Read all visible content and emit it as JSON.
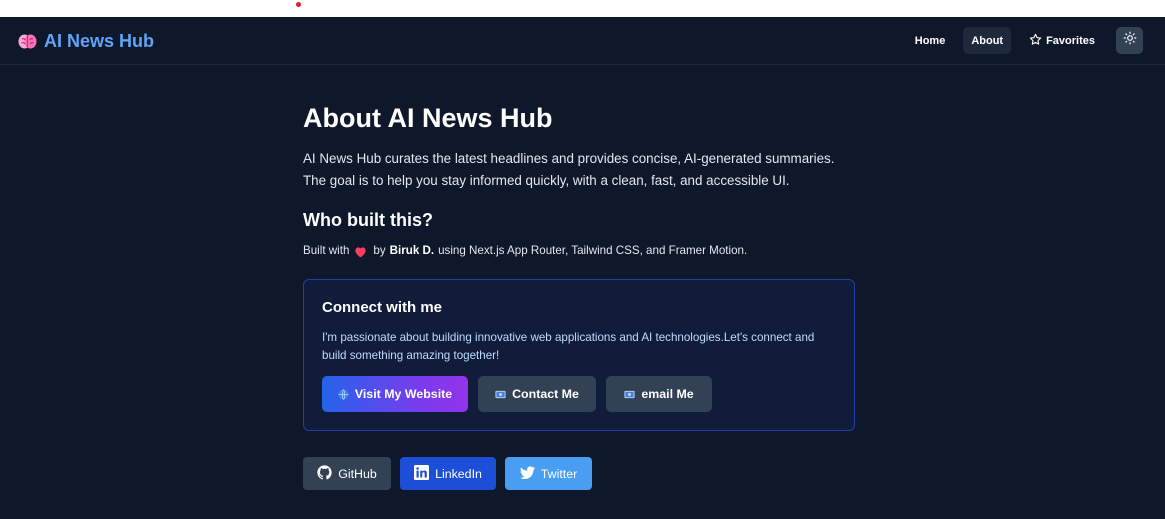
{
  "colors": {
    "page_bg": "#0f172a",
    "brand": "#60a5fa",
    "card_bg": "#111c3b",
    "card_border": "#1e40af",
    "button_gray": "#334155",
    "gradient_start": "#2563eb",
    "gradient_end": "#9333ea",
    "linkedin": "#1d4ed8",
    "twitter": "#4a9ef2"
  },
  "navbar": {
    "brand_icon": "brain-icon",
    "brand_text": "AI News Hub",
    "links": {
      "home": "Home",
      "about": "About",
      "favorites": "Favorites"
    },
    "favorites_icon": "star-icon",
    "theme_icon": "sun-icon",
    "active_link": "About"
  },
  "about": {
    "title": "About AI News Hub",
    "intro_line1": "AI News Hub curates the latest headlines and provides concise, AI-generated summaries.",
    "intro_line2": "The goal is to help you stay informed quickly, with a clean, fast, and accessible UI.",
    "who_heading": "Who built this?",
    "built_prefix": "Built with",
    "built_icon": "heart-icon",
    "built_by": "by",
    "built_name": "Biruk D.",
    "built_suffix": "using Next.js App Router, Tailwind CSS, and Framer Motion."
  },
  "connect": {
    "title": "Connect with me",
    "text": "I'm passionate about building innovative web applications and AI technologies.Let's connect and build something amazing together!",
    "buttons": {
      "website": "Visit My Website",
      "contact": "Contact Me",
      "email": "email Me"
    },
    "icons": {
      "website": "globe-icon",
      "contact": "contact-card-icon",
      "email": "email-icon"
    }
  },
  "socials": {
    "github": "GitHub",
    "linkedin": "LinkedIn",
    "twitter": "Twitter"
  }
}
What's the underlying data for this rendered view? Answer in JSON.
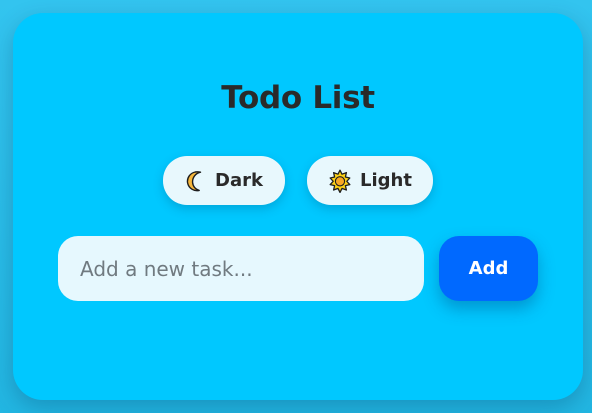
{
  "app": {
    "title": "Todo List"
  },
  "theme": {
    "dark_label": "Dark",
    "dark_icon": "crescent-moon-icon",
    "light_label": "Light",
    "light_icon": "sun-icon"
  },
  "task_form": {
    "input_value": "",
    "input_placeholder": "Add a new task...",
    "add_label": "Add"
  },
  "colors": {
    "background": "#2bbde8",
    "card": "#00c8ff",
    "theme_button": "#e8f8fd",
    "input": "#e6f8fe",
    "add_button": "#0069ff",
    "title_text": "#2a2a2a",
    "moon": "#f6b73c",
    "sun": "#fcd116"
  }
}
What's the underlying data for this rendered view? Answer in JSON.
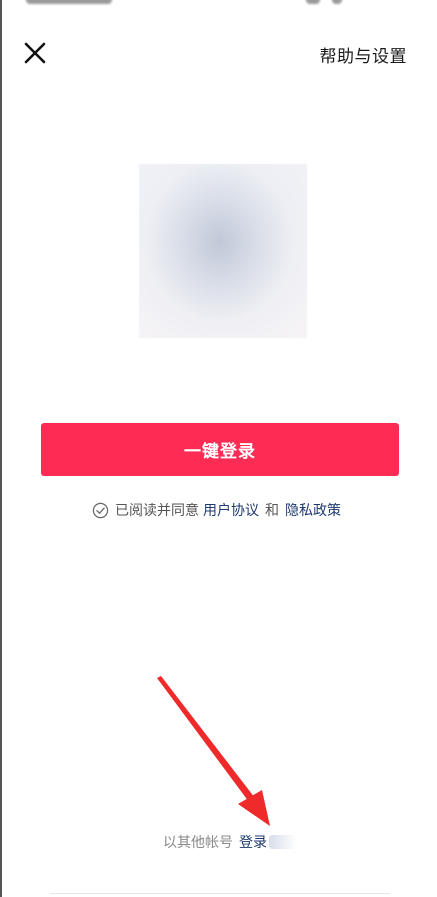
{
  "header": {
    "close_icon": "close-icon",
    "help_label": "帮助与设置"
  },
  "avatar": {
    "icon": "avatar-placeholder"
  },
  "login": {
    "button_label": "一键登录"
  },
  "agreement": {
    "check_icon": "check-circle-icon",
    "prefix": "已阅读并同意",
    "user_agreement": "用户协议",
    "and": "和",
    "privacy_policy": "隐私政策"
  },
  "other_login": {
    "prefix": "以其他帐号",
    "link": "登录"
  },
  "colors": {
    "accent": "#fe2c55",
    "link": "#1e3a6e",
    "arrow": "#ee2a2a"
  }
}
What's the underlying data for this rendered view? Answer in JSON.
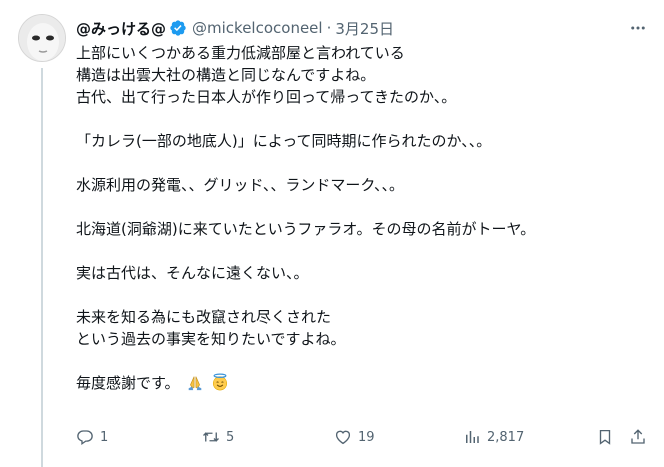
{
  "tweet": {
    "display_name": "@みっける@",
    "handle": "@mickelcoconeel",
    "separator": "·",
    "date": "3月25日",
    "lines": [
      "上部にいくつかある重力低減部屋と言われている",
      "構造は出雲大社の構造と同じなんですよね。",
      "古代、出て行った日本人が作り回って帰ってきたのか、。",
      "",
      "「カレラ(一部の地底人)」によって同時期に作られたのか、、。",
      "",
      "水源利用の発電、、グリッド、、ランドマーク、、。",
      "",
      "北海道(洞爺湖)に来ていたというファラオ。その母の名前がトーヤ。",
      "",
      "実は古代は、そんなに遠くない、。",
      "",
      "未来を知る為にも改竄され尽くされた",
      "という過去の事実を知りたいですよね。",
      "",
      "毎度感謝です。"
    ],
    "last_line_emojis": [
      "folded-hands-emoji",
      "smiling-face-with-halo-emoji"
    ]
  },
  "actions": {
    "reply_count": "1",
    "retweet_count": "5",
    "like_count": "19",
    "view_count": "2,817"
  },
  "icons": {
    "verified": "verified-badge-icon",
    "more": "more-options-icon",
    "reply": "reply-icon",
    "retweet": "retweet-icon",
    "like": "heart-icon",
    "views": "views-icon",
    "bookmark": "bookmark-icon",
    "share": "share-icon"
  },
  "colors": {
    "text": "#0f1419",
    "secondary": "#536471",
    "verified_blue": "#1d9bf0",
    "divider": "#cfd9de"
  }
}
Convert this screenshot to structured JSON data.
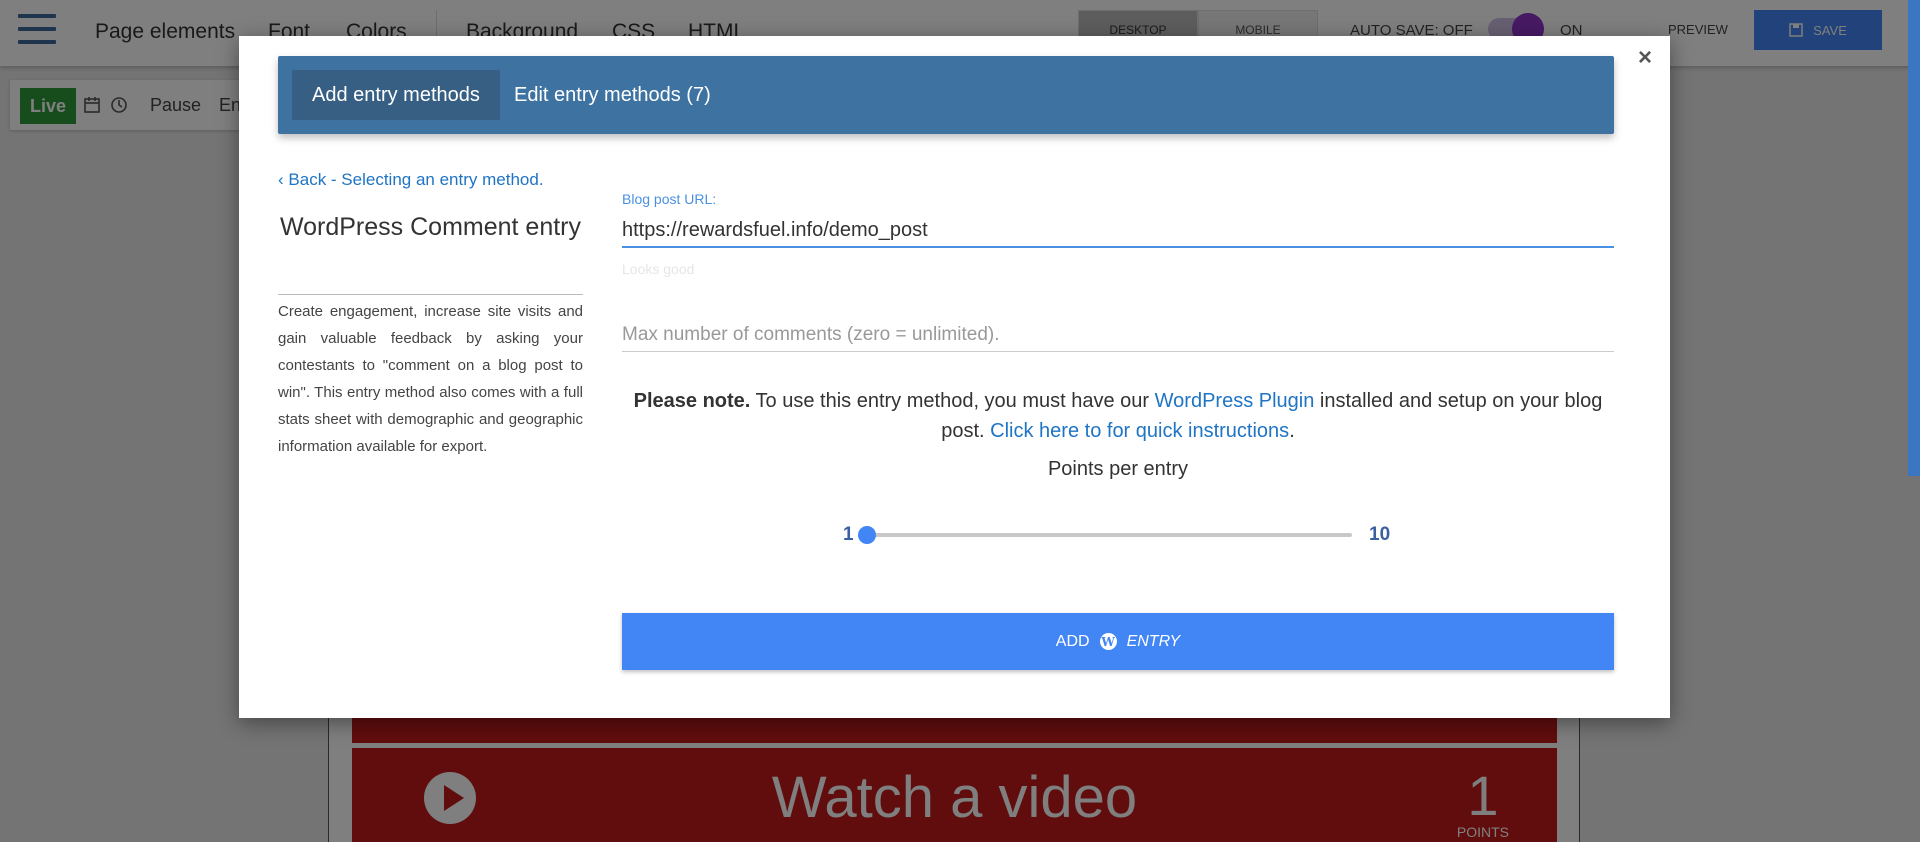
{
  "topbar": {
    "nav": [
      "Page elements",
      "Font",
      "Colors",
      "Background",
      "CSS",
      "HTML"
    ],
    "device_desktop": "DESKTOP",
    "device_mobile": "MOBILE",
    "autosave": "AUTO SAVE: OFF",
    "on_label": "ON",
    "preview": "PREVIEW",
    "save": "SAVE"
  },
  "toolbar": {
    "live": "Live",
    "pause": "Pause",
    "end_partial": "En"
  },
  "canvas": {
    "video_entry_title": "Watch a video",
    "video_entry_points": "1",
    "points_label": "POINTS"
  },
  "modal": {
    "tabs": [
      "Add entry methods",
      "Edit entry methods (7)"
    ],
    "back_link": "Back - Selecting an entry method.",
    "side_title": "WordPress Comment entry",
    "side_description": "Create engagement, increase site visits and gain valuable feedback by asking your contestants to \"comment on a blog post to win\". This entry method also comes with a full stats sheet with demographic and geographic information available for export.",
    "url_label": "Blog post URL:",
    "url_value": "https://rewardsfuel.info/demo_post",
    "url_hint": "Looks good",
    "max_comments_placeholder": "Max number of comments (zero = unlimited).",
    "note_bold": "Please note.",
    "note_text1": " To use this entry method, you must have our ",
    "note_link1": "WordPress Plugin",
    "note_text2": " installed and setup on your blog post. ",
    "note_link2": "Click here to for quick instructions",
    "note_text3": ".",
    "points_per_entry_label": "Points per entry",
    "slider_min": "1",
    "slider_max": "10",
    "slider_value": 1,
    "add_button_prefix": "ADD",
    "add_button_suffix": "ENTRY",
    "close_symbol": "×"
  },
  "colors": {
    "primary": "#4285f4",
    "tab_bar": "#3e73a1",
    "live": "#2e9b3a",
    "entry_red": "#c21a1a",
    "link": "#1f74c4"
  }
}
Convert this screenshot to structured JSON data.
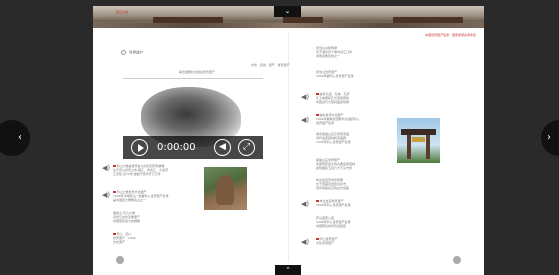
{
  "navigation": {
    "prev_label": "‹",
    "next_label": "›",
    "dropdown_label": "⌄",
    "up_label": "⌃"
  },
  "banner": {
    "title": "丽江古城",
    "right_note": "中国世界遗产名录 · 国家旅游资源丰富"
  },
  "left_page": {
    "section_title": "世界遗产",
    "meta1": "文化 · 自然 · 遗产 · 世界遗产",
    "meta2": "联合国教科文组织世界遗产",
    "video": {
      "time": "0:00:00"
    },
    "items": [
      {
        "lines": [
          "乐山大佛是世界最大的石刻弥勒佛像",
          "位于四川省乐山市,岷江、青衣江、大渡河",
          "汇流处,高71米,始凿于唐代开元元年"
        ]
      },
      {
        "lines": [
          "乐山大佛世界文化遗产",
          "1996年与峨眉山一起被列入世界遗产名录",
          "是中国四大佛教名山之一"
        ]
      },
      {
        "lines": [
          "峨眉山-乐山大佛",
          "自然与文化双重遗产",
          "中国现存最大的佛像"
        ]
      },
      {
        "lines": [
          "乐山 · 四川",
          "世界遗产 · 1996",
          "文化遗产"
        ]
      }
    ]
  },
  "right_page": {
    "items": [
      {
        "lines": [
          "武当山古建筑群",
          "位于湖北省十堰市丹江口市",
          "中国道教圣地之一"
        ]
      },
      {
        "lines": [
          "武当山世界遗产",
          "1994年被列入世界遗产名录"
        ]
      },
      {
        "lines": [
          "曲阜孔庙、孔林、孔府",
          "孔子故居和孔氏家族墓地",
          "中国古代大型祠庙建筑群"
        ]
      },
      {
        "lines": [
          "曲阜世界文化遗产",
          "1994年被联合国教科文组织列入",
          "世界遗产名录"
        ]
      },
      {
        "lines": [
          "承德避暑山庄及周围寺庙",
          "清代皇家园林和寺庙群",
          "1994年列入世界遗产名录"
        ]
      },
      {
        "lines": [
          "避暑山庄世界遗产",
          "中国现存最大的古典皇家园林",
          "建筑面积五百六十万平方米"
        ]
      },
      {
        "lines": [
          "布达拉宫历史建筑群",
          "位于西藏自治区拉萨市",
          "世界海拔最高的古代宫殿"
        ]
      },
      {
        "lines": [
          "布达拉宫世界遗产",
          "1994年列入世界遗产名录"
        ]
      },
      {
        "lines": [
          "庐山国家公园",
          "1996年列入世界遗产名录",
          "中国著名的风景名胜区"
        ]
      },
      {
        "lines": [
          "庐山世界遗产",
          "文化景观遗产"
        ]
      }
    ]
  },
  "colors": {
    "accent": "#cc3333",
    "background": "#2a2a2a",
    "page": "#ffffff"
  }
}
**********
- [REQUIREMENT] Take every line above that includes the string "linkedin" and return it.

- [TASK ANSWER]
    "linkedin": "#1d4ed8",
    "linkedin": "LinkedIn",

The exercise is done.